John Day loves his jet ski. At sunrise on almost any Saturday or Sunday for the last fifteen years, he has been out on to the water for an hour and a half ride. I have long asserted that, as a result of all that time on the jet ski, John could be blindfolded and dropped at any place on Tims Ford Lake and he could drive straight home as he knows every nook and cranny of the 11,000 acres and 240 miles of shoreline of that lake. Needless to say, after all those years, John is an experienced rider but even experienced riders, and certainly inexperienced ones, should know these facts:
Let’s start with getting some nomenclature out of the way. Jet Skis, Wave Runners and Sea Doos are the brand names of certain manufacturers. At our house, we call them a jet ski much like we call a tissue a Kleenex even if we are pulling it from a Puffs Plus box. The reality is that Jet Skis, Wave Runners and Sea Doos are personal watercraft or PWC. Now, on to the facts and tips.
Most jet ski fatalities occur from blunt force trauma. In other words, the driver of the jet ski collides with another object and receives fatal injuries, although drowning deaths do occur. For 2017, which is the most recent, fully analyzed data year, the numbers were as follows. 48 deaths of which 17 were drownings and 29 were blunt force trauma injuries.
The statistics clearly show that inexperienced operators are the most at risk. Most accidents involve operators in the 11-20 year-old range. Non-owners make up 82% of the PWC operators involved in accidents, which means it is friends, family members or renters using the equipment. 84% of the accidents involve operators who received zero instruction or education on boating laws. (And PWC are considered boats subject to the same laws as boats — and some extra ones like not riding before dawn or after dusk since PWCs do not have headlights). Finally, in 73% of the accidents, the operator had been driving the jet ski for less than an hour.
So what are the factors that tend to lead to accidents on PWCs, here are some of the leading causes:
- Excessive speed is a common factor in jet ski accidents. Most jet skis do not have brakes. Some do and it is a great feature but most do not and so in order to slow down the operator only has the option of releasing the throttle, which leads to the next issue.
- When jet skis are not under power (the operator is not applying the throttle), you can not steer them.

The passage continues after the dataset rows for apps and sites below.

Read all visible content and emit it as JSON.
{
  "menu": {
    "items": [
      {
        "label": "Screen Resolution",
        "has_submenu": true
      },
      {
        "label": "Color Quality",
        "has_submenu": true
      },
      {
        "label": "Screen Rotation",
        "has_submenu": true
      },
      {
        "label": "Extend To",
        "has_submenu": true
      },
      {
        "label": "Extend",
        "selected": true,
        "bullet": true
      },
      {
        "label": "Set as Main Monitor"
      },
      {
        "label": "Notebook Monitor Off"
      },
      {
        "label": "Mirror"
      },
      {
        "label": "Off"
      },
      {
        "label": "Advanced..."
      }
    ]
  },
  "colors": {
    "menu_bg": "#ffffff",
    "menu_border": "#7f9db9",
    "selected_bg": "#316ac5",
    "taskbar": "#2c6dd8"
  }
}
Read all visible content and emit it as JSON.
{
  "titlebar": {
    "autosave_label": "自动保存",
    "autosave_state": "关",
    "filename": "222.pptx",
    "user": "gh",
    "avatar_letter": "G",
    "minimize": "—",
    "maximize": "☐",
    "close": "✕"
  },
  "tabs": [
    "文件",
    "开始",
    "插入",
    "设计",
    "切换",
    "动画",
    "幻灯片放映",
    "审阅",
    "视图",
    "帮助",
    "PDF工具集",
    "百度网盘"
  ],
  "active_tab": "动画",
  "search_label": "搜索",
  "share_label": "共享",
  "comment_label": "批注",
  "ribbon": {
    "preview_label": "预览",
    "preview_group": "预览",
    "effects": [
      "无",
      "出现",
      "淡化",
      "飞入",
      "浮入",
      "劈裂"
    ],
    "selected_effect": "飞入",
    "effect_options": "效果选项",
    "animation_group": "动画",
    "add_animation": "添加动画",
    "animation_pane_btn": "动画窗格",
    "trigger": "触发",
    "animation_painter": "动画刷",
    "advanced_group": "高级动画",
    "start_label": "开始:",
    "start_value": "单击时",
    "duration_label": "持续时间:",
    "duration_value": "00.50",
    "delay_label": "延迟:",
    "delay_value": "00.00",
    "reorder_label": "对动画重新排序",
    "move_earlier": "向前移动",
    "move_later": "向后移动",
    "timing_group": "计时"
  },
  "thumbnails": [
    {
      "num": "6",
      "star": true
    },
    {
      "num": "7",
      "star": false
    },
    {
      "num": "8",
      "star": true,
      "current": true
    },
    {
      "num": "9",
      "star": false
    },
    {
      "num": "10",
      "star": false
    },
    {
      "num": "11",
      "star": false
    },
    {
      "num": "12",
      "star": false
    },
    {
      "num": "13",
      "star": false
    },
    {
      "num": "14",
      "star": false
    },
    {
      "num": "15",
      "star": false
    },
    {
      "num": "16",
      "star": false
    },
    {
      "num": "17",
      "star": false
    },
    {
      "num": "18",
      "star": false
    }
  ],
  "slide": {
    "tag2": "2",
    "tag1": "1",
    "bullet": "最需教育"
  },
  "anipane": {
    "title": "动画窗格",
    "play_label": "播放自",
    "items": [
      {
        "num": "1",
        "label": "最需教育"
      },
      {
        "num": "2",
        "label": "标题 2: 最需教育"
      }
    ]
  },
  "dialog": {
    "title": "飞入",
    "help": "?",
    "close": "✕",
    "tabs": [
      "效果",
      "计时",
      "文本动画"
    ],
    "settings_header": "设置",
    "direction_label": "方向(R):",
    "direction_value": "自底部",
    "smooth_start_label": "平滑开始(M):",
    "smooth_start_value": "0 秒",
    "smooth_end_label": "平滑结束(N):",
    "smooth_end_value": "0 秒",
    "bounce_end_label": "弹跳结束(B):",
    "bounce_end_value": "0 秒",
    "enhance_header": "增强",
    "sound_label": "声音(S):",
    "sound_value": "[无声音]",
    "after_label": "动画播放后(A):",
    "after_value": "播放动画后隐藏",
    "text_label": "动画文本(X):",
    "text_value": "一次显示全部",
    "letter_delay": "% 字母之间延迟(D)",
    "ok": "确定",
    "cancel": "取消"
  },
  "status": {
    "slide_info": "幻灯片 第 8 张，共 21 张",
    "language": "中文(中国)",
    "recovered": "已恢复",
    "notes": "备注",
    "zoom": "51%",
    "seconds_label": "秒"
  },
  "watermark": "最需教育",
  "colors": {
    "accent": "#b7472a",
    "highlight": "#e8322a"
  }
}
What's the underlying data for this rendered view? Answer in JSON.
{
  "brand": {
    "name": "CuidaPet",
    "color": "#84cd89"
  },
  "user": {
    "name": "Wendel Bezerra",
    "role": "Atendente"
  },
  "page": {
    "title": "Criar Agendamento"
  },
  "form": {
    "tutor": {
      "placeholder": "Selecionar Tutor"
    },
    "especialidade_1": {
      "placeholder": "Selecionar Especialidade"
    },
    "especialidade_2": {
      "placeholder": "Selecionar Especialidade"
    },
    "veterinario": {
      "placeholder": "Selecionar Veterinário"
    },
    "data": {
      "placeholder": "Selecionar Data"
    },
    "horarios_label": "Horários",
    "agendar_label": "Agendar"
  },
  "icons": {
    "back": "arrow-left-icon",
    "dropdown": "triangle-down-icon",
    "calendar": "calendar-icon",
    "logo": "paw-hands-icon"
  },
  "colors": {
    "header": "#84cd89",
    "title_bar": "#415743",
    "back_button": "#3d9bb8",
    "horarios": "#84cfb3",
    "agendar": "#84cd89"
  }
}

- The combination of factors 1 and 2 take some getting used to. The natural reaction when trying to avoid something is to break or release the throttle but the inexperienced rider either does not know that fact or fails to remember it and when they release the throttle they lose the ability to steer around an obstacle.
- Operators who are not paying attention. Unlike driving a car, jet skis and boats do not have designated lanes, which is nice because you can go wherever you like (within the rules) but it does require increased attention.
- Drivers operating their jet ski under the influence. Again, jet skis require increased attention and focus which is not compatible with drinking and driving.
- The failure to wear a life vest, which is just crazy. In places, Tims Ford is 150 feet deep. If you are knocked unconscious in an accident or injured such that you can not tread water, it will not matter how great a swimmer you are. A life jacket is critical.
If you or a loved one has been injured in a jet ski accident, give us a call for a free, no-obligation consultation. We will discuss your case with you for free and with no obligation. If we think we can help and you decide to hire us, we will handle your jet ski accident case on a contingency basis, which means we only get paid if we recover money for you and your family. Give our award-winning attorneys a call at any of our locations or toll-free: